Financial holding company defined

The financial industry has drastically changed since the Federal Reserve’s creation in 1913,[8] and the supervisory and regulatory powers of the Fed continue to be adapted to maintain financial stability and safety.[9] The Gramm-Leach-Bliley Act “[modernized] our financial system for the twenty-first century”[10] and set the tone in banking for the next nine years until the passage of the Dodd-Frank Wall Street Reform and Consumer Protection Act.

 

[1] Glass had also been Secretary of the Treasury and was one of the founders of the Federal Reserve System. View the FRASER collection of his statements and speeches: https://fraser.stlouisfed.org/title/3773
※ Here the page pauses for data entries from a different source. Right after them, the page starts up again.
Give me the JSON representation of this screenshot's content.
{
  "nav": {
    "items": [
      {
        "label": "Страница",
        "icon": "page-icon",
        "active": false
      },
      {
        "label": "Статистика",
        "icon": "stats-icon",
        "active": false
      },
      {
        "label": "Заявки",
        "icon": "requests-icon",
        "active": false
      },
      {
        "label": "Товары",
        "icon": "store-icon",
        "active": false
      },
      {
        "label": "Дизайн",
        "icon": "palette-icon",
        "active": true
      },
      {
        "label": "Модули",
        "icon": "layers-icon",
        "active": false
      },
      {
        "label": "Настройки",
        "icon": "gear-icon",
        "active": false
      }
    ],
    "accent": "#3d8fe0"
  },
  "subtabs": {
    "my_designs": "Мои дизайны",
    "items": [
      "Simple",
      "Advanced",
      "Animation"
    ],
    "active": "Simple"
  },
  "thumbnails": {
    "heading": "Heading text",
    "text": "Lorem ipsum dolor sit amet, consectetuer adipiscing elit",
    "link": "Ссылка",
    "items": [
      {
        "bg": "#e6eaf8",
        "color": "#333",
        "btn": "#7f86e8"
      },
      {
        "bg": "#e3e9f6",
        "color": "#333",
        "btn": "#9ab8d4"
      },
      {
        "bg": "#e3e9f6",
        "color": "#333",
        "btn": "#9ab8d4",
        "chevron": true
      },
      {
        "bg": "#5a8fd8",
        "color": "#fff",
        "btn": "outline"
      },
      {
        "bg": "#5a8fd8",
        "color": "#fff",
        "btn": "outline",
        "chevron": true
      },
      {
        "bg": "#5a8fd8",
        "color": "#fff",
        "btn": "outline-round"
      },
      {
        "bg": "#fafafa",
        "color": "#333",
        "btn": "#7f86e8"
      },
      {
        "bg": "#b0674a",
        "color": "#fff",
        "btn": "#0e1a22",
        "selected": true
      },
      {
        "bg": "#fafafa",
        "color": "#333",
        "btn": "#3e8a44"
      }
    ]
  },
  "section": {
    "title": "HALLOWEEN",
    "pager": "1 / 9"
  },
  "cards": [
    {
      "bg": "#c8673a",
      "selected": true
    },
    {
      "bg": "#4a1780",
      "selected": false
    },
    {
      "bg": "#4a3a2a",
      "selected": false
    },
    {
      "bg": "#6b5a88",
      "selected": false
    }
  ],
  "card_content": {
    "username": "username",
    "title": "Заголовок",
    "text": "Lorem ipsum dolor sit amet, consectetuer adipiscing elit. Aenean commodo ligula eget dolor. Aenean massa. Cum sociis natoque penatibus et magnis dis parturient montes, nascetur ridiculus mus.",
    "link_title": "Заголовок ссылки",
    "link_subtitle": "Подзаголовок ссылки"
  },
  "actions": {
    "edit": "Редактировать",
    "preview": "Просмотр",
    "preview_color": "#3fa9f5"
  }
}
[2] Steagall was chairman of the Banking and Currency Committee from 1931-1943. View the FRASER collection of documents related to his political career: https://fraser.stlouisfed.org/author/1659

[3] Before Phil Gramm became a member of Congress, he was professor of economics at Texas A&M University. On February 7, 1975, Gramm presented the paper “Inflation: Its Cause and Cure” at the Federal Reserve Bank of Saint Louis, available at https://fraser.stlouisfed.org/scribd/?toc_id=500273&filepath=/files/docs/publications/frbslreview/rev_stls_197502.pdf&start_page=2

[4] Read about the Gramm-Leach-Bliley Act in the 2000 “Annual Report: Budget Review” from the Board of Governors: https://fraser.stlouisfed.org/scribd/?toc_id=431172&filepath=/files/docs/publications/bog_arbr/ar_budgetrev_2000.pdf&start_page=43

[5] On February 23, 1999, Greenspan urged Congress to pass legislation to update the financial industry. FRASER has a copy of his statement to Congress: https://fraser.stlouisfed.org/scribd/?item_id=8657&filepath=/files/docs/historical/greenspan/Greenspan_19990223.pdf
Also find statements and speeches by Greenspan: https://fraser.stlouisfed.org/title/452

[6] Mahon, Joe. “Financial Services Modernization Act of 1999, Commonly Called Gramm-Leach-Bliley.” Federal Reserve History. November 22, 2013. https://www.federalreservehistory.org/essays/gramm_leach_bliley_act

[7] Ibid.

[8] See the Federal Reserve Act of 1913: https://fraser.stlouisfed.org/scribd/?title_id=975&filepath=/files/docs/historical/fr_act/1913_fedresact_publiclaw43.pdf

[9] See the following Board of Governors report on its history of supervision and regulation of financial institutions: https://www.federalreserve.gov/aboutthefed/files/pf_5.pdf

[10] Read the remarks of Laurence H. Meyer, economist and Federal Reserve governor from June 1996-January 2002, about the Gramm-Leach-Bliley Act one year after its passage: https://fraser.stlouisfed.org/scribd/?item_id=36359&filepath=/files/docs/historical/federal%20reserve%20history/bog_members_statements/meyer_20010215.pdf

Category: Staff Picks
Browse Inside FRASER:

@FedFRASER on Twitter




NEED HELP?

How To Use FRASER
Take a walk through the FRASER site, complete with instructions and explanations

FAQ
See answers to frequently asked questions

About FRASER
Learn about the scope of FRASER collections, technical details, and how FRASER got started

Contact Us
Contact us with any questions or feedback

Federal Reserve Bank of St. Louis, One Federal Reserve Bank Plaza, St. Louis, MO 63102